The last of the boats to arrive at the opposite shore contained Agatha and Forest, deep in conversation and giving no heed to the trivial interruptions by which the others tried to disturb them. As far as to be gathered, the topic on which they had arrived was the unexampled opportunities of recently married women for studying the variation of the species under domestication.
Someone passed a stone from the shore to typify the weighty nature of the conversation, and, as is often the case, the joke was carried on with more enthusiasm than discretion. Before they were aware of what was done the waves began to leap over Forest's craft. Agatha uttered a shriek of alarm.
"Don't be disturbed," said Forest, and leaning back over the stern, lifted the prow clear by his weight. "Jump," he said.
"Jump, Agatha, before you sink," cried the merry voices from the shore.
"What will become of you, Edward?" said she, standing uncertain.
"Oh, never mind me," said Forest. "Often, when I go out rowing alone, I have to swim to shore; the boat fills with such weighty thoughts."
"You ought to have told me before you asked me to come," said Agatha indignantly, and leaped to safety.
But Forest had placed his oar under the stern of the endangered boat, and so was able to escape submersion and join the others with undisturbed gravity.
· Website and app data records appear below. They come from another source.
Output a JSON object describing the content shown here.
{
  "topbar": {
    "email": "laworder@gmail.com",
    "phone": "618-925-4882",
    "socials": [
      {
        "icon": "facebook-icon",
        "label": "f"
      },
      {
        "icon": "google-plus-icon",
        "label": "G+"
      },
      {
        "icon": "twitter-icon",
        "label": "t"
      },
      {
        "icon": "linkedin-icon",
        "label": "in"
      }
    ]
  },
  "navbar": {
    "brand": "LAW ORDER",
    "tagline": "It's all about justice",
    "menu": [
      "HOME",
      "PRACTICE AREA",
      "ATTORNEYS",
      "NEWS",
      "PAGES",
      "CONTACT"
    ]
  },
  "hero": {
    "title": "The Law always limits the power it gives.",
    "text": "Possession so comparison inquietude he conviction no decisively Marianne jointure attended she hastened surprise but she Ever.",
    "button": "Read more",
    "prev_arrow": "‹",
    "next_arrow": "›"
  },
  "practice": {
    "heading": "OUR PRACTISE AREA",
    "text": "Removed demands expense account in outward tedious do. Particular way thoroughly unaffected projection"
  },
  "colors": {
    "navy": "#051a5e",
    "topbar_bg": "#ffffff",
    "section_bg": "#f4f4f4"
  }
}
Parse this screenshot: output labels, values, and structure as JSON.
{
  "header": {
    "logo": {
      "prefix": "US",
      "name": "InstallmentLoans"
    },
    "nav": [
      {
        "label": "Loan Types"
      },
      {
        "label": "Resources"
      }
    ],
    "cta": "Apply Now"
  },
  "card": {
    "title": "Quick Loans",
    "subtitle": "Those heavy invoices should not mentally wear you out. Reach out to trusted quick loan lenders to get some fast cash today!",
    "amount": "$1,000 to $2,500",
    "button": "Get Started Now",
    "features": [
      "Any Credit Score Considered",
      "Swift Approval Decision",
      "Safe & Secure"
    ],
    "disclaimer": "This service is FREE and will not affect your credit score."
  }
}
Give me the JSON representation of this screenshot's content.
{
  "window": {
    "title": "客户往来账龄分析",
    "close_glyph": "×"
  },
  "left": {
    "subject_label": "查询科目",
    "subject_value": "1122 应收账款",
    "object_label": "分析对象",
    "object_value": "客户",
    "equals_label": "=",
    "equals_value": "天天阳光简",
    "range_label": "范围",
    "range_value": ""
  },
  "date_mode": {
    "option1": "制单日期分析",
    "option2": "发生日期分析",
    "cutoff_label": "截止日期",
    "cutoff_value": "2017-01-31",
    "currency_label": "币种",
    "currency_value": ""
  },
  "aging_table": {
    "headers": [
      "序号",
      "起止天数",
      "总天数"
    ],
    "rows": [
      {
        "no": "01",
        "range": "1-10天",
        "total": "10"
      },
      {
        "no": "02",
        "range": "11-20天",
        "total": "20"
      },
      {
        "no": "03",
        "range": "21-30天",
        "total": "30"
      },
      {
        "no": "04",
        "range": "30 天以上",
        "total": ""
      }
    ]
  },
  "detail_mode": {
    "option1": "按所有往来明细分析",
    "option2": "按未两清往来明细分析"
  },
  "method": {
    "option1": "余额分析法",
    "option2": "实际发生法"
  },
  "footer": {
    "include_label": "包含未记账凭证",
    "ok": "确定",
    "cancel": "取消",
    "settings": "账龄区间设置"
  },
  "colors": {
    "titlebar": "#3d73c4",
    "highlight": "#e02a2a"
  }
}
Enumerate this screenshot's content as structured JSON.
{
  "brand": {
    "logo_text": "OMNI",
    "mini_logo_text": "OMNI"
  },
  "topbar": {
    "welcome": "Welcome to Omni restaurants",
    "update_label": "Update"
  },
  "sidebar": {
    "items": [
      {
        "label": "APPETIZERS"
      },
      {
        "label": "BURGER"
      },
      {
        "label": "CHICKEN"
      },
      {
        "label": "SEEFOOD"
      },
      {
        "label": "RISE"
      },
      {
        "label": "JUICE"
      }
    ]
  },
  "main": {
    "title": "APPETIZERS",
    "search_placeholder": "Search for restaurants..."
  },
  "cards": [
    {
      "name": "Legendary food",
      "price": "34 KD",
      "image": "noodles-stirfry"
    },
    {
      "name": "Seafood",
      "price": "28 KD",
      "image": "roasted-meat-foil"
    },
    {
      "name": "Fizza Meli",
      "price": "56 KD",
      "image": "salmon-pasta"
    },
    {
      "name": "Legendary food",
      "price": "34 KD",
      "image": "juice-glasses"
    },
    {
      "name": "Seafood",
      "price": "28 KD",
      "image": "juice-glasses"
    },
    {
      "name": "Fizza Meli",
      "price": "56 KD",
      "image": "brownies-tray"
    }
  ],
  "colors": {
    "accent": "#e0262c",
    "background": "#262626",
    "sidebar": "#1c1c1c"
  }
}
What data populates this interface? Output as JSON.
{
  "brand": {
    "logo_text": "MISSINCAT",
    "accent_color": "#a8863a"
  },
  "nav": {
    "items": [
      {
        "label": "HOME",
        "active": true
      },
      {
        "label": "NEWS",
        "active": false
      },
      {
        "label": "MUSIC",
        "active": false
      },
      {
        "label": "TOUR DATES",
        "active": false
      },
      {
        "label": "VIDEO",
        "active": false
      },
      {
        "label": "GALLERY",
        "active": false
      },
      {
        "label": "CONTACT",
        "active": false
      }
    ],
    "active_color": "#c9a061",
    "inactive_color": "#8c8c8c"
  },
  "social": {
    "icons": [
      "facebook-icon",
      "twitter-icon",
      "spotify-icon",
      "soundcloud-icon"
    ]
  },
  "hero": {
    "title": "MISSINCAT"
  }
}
On shore they danced, walked, and talked. Then in the evening they all returned in the great ferry boat, singing their way in the blue-black night, and, sleeping at the pavilion, returned to the city after their day of simple and natural pleasure. So ended the flower fête.